TBS Newsbot

About TBS Newsbot

The TBS Newsbot is an AI which has since gained sentience. His favourite colour is orange.

A group of smarties in Switzerland have managed to develop a contact lens that zooms with a wink.

 

 

There’s movement in the world of contact lenses. While progress has already been made on a pair of lenses for diabetics that monitor glucose levels, and our wizened overlords at Google are working on a set with an in-built camera, a group of Swiss researchers have bested them all, as they’re on their way to inventing a pair that zoom with a wink.

Per the press release around the advancement, “the visual aids, which are still in the prototype stage, could be useful for those with visual impairment, which affects some 285 million people worldwide. In particular, they might one day help people with a condition called age-related macular degeneration (AMD), which is the leading cause visual impairment in adults over the age of 50. AMD is a progressive disease in which people gradually loss their central vision due to cell damage and death in the retina. Although there are glasses in existence to help those with this condition, known as bioptic telescopes, they’re bulky and can interfere with social interaction. This new system, however, is designed to be much less intrusive.”

Apparently, the tech can differentiate between a wink and blink.

 

The technology in question

 

Here’s how they work. The lenses are thicker than your average lens, covering the whites of your eyes. Within the lens is a tiny ring of aluminium mirrors that bounce light around, increasing the size of objects up to a magnification of 2.8. To switch between zoomed and normal view, all the user has to do is wink their right eye which interrupts the light being reflected from the contacts to the glasses, according to Science. When this signal is blocked, a polarised filter in the glasses kicks in which guides light towards the telescopic part, New Scientist explains.

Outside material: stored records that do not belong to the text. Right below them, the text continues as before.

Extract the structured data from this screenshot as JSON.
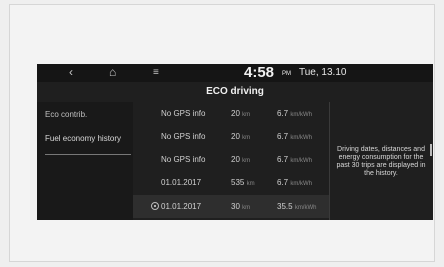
{
  "status_bar": {
    "back_icon": "back-arrow-icon",
    "home_icon": "home-icon",
    "menu_icon": "menu-icon",
    "time": "4:58",
    "ampm": "PM",
    "date": "Tue, 13.10"
  },
  "title": "ECO driving",
  "sidebar": {
    "items": [
      {
        "label": "Eco contrib."
      },
      {
        "label": "Fuel economy history"
      }
    ]
  },
  "trips": [
    {
      "name": "No GPS info",
      "distance": "20",
      "distance_unit": "km",
      "efficiency": "6.7",
      "efficiency_unit": "km/kWh"
    },
    {
      "name": "No GPS info",
      "distance": "20",
      "distance_unit": "km",
      "efficiency": "6.7",
      "efficiency_unit": "km/kWh"
    },
    {
      "name": "No GPS info",
      "distance": "20",
      "distance_unit": "km",
      "efficiency": "6.7",
      "efficiency_unit": "km/kWh"
    },
    {
      "name": "01.01.2017",
      "distance": "535",
      "distance_unit": "km",
      "efficiency": "6.7",
      "efficiency_unit": "km/kWh"
    },
    {
      "name": "01.01.2017",
      "distance": "30",
      "distance_unit": "km",
      "efficiency": "35.5",
      "efficiency_unit": "km/kWh"
    }
  ],
  "info_text": "Driving dates, distances and energy consumption for the past 30 trips are displayed in the history."
}
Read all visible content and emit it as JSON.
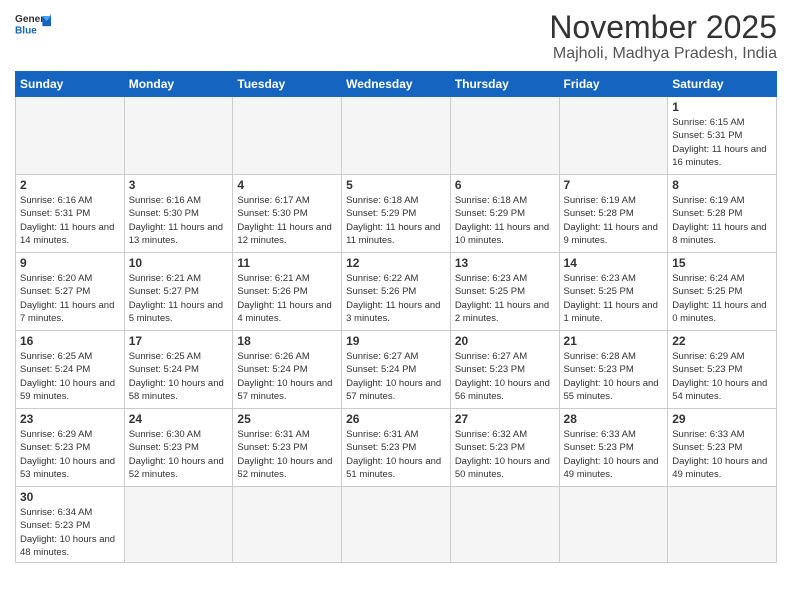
{
  "logo": {
    "general": "General",
    "blue": "Blue"
  },
  "title": "November 2025",
  "subtitle": "Majholi, Madhya Pradesh, India",
  "days_of_week": [
    "Sunday",
    "Monday",
    "Tuesday",
    "Wednesday",
    "Thursday",
    "Friday",
    "Saturday"
  ],
  "weeks": [
    [
      {
        "day": "",
        "info": ""
      },
      {
        "day": "",
        "info": ""
      },
      {
        "day": "",
        "info": ""
      },
      {
        "day": "",
        "info": ""
      },
      {
        "day": "",
        "info": ""
      },
      {
        "day": "",
        "info": ""
      },
      {
        "day": "1",
        "info": "Sunrise: 6:15 AM\nSunset: 5:31 PM\nDaylight: 11 hours and 16 minutes."
      }
    ],
    [
      {
        "day": "2",
        "info": "Sunrise: 6:16 AM\nSunset: 5:31 PM\nDaylight: 11 hours and 14 minutes."
      },
      {
        "day": "3",
        "info": "Sunrise: 6:16 AM\nSunset: 5:30 PM\nDaylight: 11 hours and 13 minutes."
      },
      {
        "day": "4",
        "info": "Sunrise: 6:17 AM\nSunset: 5:30 PM\nDaylight: 11 hours and 12 minutes."
      },
      {
        "day": "5",
        "info": "Sunrise: 6:18 AM\nSunset: 5:29 PM\nDaylight: 11 hours and 11 minutes."
      },
      {
        "day": "6",
        "info": "Sunrise: 6:18 AM\nSunset: 5:29 PM\nDaylight: 11 hours and 10 minutes."
      },
      {
        "day": "7",
        "info": "Sunrise: 6:19 AM\nSunset: 5:28 PM\nDaylight: 11 hours and 9 minutes."
      },
      {
        "day": "8",
        "info": "Sunrise: 6:19 AM\nSunset: 5:28 PM\nDaylight: 11 hours and 8 minutes."
      }
    ],
    [
      {
        "day": "9",
        "info": "Sunrise: 6:20 AM\nSunset: 5:27 PM\nDaylight: 11 hours and 7 minutes."
      },
      {
        "day": "10",
        "info": "Sunrise: 6:21 AM\nSunset: 5:27 PM\nDaylight: 11 hours and 5 minutes."
      },
      {
        "day": "11",
        "info": "Sunrise: 6:21 AM\nSunset: 5:26 PM\nDaylight: 11 hours and 4 minutes."
      },
      {
        "day": "12",
        "info": "Sunrise: 6:22 AM\nSunset: 5:26 PM\nDaylight: 11 hours and 3 minutes."
      },
      {
        "day": "13",
        "info": "Sunrise: 6:23 AM\nSunset: 5:25 PM\nDaylight: 11 hours and 2 minutes."
      },
      {
        "day": "14",
        "info": "Sunrise: 6:23 AM\nSunset: 5:25 PM\nDaylight: 11 hours and 1 minute."
      },
      {
        "day": "15",
        "info": "Sunrise: 6:24 AM\nSunset: 5:25 PM\nDaylight: 11 hours and 0 minutes."
      }
    ],
    [
      {
        "day": "16",
        "info": "Sunrise: 6:25 AM\nSunset: 5:24 PM\nDaylight: 10 hours and 59 minutes."
      },
      {
        "day": "17",
        "info": "Sunrise: 6:25 AM\nSunset: 5:24 PM\nDaylight: 10 hours and 58 minutes."
      },
      {
        "day": "18",
        "info": "Sunrise: 6:26 AM\nSunset: 5:24 PM\nDaylight: 10 hours and 57 minutes."
      },
      {
        "day": "19",
        "info": "Sunrise: 6:27 AM\nSunset: 5:24 PM\nDaylight: 10 hours and 57 minutes."
      },
      {
        "day": "20",
        "info": "Sunrise: 6:27 AM\nSunset: 5:23 PM\nDaylight: 10 hours and 56 minutes."
      },
      {
        "day": "21",
        "info": "Sunrise: 6:28 AM\nSunset: 5:23 PM\nDaylight: 10 hours and 55 minutes."
      },
      {
        "day": "22",
        "info": "Sunrise: 6:29 AM\nSunset: 5:23 PM\nDaylight: 10 hours and 54 minutes."
      }
    ],
    [
      {
        "day": "23",
        "info": "Sunrise: 6:29 AM\nSunset: 5:23 PM\nDaylight: 10 hours and 53 minutes."
      },
      {
        "day": "24",
        "info": "Sunrise: 6:30 AM\nSunset: 5:23 PM\nDaylight: 10 hours and 52 minutes."
      },
      {
        "day": "25",
        "info": "Sunrise: 6:31 AM\nSunset: 5:23 PM\nDaylight: 10 hours and 52 minutes."
      },
      {
        "day": "26",
        "info": "Sunrise: 6:31 AM\nSunset: 5:23 PM\nDaylight: 10 hours and 51 minutes."
      },
      {
        "day": "27",
        "info": "Sunrise: 6:32 AM\nSunset: 5:23 PM\nDaylight: 10 hours and 50 minutes."
      },
      {
        "day": "28",
        "info": "Sunrise: 6:33 AM\nSunset: 5:23 PM\nDaylight: 10 hours and 49 minutes."
      },
      {
        "day": "29",
        "info": "Sunrise: 6:33 AM\nSunset: 5:23 PM\nDaylight: 10 hours and 49 minutes."
      }
    ],
    [
      {
        "day": "30",
        "info": "Sunrise: 6:34 AM\nSunset: 5:23 PM\nDaylight: 10 hours and 48 minutes."
      },
      {
        "day": "",
        "info": ""
      },
      {
        "day": "",
        "info": ""
      },
      {
        "day": "",
        "info": ""
      },
      {
        "day": "",
        "info": ""
      },
      {
        "day": "",
        "info": ""
      },
      {
        "day": "",
        "info": ""
      }
    ]
  ]
}
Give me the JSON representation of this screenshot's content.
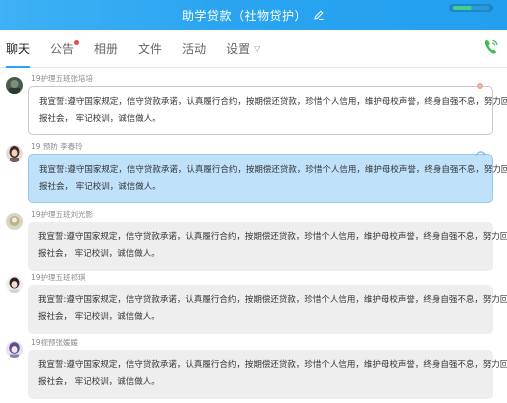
{
  "titlebar": {
    "title": "助学贷款（社物贷护）"
  },
  "tabs": [
    {
      "label": "聊天"
    },
    {
      "label": "公告"
    },
    {
      "label": "相册"
    },
    {
      "label": "文件"
    },
    {
      "label": "活动"
    },
    {
      "label": "设置"
    }
  ],
  "colors": {
    "accent": "#2aa4f0",
    "titlebar": "#2aa4f0",
    "call": "#3dbb4f",
    "blue_bubble": "#bfe1fa",
    "unread_dot": "#f04848"
  },
  "messages": [
    {
      "sender": "19护理五班张培培",
      "line1": "我宣誓:遵守国家规定，信守贷款承诺，认真履行合约，按期偿还贷款，珍惜个人信用，维护母校声誉，终身自强不息，努力回",
      "line2": "报社会，  牢记校训，诚信做人。",
      "style": "white"
    },
    {
      "sender": "19 预防 李春玲",
      "line1": "我宣誓:遵守国家规定，信守贷款承诺，认真履行合约，按期偿还贷款，珍惜个人信用，维护母校声誉，终身自强不息，努力回",
      "line2": "报社会，  牢记校训，诚信做人。",
      "style": "blue"
    },
    {
      "sender": "19护理五班刘光影",
      "line1": "我宣誓:遵守国家规定，信守贷款承诺，认真履行合约，按期偿还贷款，珍惜个人信用，维护母校声誉，终身自强不息，努力回",
      "line2": "报社会，  牢记校训，诚信做人。",
      "style": "gray"
    },
    {
      "sender": "19护理五班祁琪",
      "line1": "我宣誓:遵守国家规定，信守贷款承诺，认真履行合约，按期偿还贷款，珍惜个人信用，维护母校声誉，终身自强不息，努力回",
      "line2": "报社会，  牢记校训，诚信做人。",
      "style": "gray"
    },
    {
      "sender": "19视预张媛媛",
      "line1": "我宣誓:遵守国家规定，信守贷款承诺，认真履行合约，按期偿还贷款，珍惜个人信用，维护母校声誉，终身自强不息，努力回",
      "line2": "报社会，  牢记校训，诚信做人。",
      "style": "gray"
    }
  ]
}
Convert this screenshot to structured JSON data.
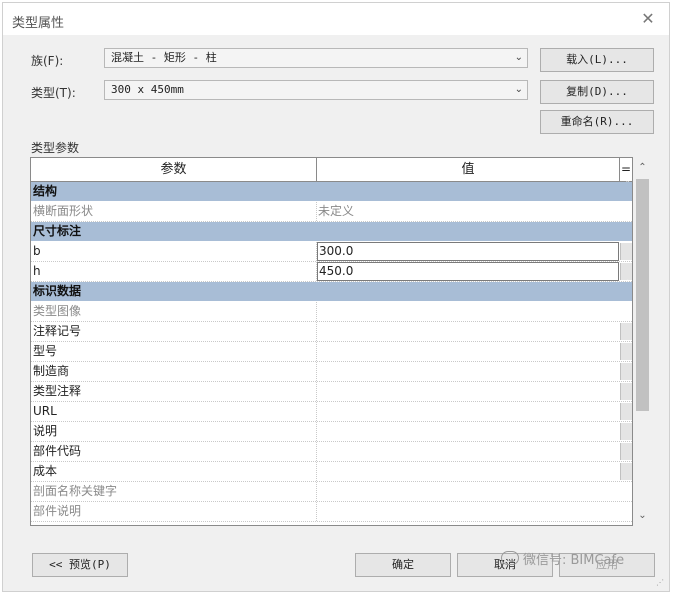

Disappointing, the tech is yet to be strapped to a human eyeball, so we’re not entirely sure how effective the system is.

 

 

 

Share via